H igh-quality video cameras are cheaper than a kayak paddle these days, and everyone is filming their own adventures.
Unfortunately, few paddlers ever wade through the hours of monotonous footage to create a film anyone other than their mothers would enjoy. Multi-award winning filmmaker Justine Curgenven shares these simple tips that will have your friends looking over your shoulder enviously.
1) Study up on your paddling adventure
Before you leave the house know what you want to shoot. Watch lots of kayaking films—shorts, feature-length films, amateur attempts, and professional jobs. What do you like about those films, and what just drags on? Create a shot list and storyboard so you have a solid plan when you actually get on the water.
2) Tell a story
Gorgeous scenery is lovely but a human element will connect viewers with your film. Tell the story of what you are doing to the camera. Film yourself and others describing where you are, what you are doing and how you feel.
People love to see emotions on film—especially nerves, stress, and excitement. Unless someone is doing a front loop on the beach, you can film the action or scenery afterward.
3) Manage your filming kit
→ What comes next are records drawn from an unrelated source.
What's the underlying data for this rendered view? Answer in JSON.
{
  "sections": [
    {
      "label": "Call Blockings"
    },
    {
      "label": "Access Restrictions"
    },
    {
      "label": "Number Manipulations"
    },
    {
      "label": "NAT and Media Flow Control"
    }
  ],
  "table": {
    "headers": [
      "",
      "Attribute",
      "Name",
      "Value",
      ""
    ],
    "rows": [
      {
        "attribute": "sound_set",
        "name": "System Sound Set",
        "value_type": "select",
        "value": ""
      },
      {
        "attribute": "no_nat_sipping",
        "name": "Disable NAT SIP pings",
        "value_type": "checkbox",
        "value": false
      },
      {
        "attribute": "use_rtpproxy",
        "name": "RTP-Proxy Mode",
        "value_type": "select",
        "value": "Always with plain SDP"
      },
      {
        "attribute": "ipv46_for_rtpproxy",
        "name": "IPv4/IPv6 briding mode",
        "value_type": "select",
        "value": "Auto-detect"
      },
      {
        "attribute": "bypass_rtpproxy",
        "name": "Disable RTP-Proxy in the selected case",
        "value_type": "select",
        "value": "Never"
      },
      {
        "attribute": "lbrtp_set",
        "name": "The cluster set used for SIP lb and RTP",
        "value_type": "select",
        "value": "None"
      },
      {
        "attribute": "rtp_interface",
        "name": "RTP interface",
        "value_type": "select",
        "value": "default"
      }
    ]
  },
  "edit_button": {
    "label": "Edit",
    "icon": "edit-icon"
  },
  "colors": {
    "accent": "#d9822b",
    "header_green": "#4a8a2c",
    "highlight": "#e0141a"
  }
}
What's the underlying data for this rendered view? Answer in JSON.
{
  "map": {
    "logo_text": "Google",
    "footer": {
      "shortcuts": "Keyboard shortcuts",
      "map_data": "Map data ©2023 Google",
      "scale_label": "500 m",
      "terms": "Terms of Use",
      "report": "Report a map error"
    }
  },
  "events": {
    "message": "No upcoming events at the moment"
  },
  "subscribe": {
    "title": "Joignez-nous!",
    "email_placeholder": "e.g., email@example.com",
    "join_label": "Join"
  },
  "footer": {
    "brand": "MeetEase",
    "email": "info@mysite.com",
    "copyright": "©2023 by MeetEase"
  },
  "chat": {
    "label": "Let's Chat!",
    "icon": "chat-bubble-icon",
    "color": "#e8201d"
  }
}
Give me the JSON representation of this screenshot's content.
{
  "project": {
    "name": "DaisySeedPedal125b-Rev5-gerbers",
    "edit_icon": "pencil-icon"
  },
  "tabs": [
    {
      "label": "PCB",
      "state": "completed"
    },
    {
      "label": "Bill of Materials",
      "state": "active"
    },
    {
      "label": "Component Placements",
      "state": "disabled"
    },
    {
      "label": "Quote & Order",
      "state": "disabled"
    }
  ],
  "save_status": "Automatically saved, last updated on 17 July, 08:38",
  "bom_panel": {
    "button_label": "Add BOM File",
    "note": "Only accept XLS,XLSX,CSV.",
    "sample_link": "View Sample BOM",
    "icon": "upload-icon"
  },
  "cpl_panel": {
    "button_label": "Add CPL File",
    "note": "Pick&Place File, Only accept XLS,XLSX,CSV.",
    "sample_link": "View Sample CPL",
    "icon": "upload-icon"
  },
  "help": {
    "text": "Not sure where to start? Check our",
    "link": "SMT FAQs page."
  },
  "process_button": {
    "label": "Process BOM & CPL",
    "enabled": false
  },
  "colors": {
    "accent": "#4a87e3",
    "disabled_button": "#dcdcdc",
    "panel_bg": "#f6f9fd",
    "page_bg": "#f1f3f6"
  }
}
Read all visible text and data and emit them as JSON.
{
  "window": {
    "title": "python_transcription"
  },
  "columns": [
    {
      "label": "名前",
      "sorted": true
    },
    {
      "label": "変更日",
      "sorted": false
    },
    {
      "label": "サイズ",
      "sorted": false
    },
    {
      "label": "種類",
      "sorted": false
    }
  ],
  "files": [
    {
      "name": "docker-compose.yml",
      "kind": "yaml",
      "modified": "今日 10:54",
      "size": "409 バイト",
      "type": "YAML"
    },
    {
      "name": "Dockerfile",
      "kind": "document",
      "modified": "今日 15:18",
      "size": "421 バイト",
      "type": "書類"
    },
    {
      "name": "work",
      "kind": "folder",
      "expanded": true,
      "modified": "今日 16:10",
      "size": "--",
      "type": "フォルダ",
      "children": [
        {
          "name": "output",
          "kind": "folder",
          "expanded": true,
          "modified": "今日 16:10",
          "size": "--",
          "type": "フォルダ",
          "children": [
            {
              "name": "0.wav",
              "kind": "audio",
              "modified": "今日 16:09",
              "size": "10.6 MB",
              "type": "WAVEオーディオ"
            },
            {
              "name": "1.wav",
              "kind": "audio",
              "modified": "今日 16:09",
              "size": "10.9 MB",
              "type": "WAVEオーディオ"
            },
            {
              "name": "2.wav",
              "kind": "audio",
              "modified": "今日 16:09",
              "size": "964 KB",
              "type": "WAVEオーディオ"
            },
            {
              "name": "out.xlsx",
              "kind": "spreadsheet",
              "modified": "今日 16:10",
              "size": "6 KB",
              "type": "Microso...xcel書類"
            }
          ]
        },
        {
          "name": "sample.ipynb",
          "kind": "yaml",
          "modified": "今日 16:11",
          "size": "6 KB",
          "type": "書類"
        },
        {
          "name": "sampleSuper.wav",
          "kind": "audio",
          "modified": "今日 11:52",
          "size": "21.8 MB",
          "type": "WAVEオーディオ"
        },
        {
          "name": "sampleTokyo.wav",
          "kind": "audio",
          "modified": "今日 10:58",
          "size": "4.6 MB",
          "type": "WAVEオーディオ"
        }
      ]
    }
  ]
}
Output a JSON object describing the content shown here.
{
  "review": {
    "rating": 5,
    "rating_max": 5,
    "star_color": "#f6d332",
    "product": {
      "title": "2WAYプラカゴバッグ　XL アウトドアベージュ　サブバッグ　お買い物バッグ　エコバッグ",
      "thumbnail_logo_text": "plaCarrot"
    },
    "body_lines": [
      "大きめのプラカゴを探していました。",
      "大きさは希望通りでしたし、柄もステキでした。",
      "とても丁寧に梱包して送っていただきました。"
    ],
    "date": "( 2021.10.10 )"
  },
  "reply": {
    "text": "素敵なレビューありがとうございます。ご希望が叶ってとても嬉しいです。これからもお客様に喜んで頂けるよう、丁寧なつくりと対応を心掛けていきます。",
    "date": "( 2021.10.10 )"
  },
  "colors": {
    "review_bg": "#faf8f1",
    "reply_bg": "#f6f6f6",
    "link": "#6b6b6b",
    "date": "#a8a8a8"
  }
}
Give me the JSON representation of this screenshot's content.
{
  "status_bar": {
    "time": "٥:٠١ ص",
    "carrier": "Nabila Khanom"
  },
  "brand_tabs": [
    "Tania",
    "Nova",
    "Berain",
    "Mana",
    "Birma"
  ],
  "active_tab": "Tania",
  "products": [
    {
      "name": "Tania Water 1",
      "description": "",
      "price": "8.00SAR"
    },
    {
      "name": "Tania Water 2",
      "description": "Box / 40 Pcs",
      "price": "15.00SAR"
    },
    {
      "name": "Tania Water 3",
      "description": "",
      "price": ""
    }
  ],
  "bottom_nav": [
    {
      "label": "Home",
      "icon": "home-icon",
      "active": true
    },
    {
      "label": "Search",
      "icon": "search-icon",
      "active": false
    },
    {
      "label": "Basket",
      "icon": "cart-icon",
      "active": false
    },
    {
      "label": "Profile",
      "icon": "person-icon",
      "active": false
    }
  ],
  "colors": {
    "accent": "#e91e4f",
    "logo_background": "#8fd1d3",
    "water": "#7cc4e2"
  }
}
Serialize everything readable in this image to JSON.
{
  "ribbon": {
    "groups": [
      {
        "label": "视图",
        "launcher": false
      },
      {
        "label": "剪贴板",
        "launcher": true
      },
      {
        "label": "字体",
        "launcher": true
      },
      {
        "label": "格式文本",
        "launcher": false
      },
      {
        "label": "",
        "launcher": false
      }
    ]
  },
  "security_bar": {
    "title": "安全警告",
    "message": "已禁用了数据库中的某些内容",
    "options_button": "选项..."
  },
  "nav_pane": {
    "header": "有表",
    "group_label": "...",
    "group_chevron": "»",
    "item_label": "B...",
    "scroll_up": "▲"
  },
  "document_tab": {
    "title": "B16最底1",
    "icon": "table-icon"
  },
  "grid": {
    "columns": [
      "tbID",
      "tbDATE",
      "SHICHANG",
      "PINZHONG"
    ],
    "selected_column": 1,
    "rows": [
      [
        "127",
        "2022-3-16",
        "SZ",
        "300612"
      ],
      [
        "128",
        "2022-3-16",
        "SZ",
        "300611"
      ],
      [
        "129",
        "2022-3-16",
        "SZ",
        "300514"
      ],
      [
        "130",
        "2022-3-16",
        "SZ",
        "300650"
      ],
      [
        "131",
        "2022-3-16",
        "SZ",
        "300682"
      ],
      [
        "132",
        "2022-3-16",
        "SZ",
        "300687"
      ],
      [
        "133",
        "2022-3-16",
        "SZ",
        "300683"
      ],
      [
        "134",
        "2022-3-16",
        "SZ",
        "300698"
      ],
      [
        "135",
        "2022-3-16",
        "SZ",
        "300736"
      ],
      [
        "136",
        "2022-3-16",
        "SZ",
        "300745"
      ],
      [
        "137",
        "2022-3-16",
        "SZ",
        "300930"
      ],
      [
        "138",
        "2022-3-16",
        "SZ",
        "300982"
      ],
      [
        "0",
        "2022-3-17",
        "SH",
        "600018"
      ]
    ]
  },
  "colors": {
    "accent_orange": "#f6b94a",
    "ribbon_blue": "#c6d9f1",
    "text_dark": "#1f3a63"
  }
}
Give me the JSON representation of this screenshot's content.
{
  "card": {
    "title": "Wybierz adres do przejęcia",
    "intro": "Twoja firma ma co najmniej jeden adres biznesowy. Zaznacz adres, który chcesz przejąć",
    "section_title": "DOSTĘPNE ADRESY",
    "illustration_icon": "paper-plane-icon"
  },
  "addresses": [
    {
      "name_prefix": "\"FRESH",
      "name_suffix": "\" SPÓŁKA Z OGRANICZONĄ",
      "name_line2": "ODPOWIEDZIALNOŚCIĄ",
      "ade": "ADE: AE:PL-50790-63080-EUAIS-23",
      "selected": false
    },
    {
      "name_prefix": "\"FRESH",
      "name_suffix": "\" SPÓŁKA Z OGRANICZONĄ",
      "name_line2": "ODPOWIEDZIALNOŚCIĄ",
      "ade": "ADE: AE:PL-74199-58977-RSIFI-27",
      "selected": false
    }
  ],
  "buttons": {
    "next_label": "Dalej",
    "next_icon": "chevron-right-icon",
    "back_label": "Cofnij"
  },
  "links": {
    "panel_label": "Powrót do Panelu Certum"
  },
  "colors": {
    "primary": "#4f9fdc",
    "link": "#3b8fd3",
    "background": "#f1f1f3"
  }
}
Nothing is more frustrating than missing a fantastic shot because of a dead battery or a full SD card. Double-check everything is ready to go before you arrive at the action.
On every expedition, I take four spare batteries for each camera. If I will be away from power for two weeks or more then I take a solar panel to charge batteries. Beware of water on your lens—it will ruin your shot. Use a lens cloth to wipe off any drops before shooting.
4) Get different angles
POV footage from a camera mounted on your kayak is great but only in doses of 10 to 20 seconds. Your shot list should include a variety of angles and perspectives to hold interest longer. Get shots of people paddling towards you, side on and away.
Film a mix of wide shots, which show the surrounding landscape, close-ups of action and mid-shots in between. Climb a hill, put your camera on the beach and get low in the water for interesting perspectives. A tripod will go a long way to making your shots look pro.
5) Hold the shot
Compose a shot where the action happens within the frame, hit record and hold the camera still for 10 seconds. Cut too soon and you’ll create a headache for yourself in the editing suite. If you analyze film and television, you’ll be amazed at how many static shots there are. Mix in some stable, slow panning for good measure.
6) Get quality sound
Poor sound is an instant turn-off. Get close to the person talking and choose a quiet location. Even small waves on a beach are very, very loud on a camera.
Put your back to the wind and get as far away as possible from the sea. Use earphones to hear what you are recording. Best yet: Buy a cheap microphone that plugs into the camera and will improve your sound immensely.
7) Be brutal when editing
When it comes to editing, remember that longer isn’t better. In fact, the average attention span on YouTube lasts just seconds. For my most recent film, Kayaking the Aleutians, I pared 50 hours of footage into a 55-minute film. That’s 95 percent left on the cutting room floor. If the clip isn’t crucial to your story—or if you’ve asked yourself, “Will people be interested in this?”—there’s no doubt. Cut it.
Justine Curgenven has been awarded top prizes at theReel Paddling Film Festivalmultiple times. Find her online at www.cackletv.com.
Paparazzi in gore-tex. Feature Photo: Justine Curgenven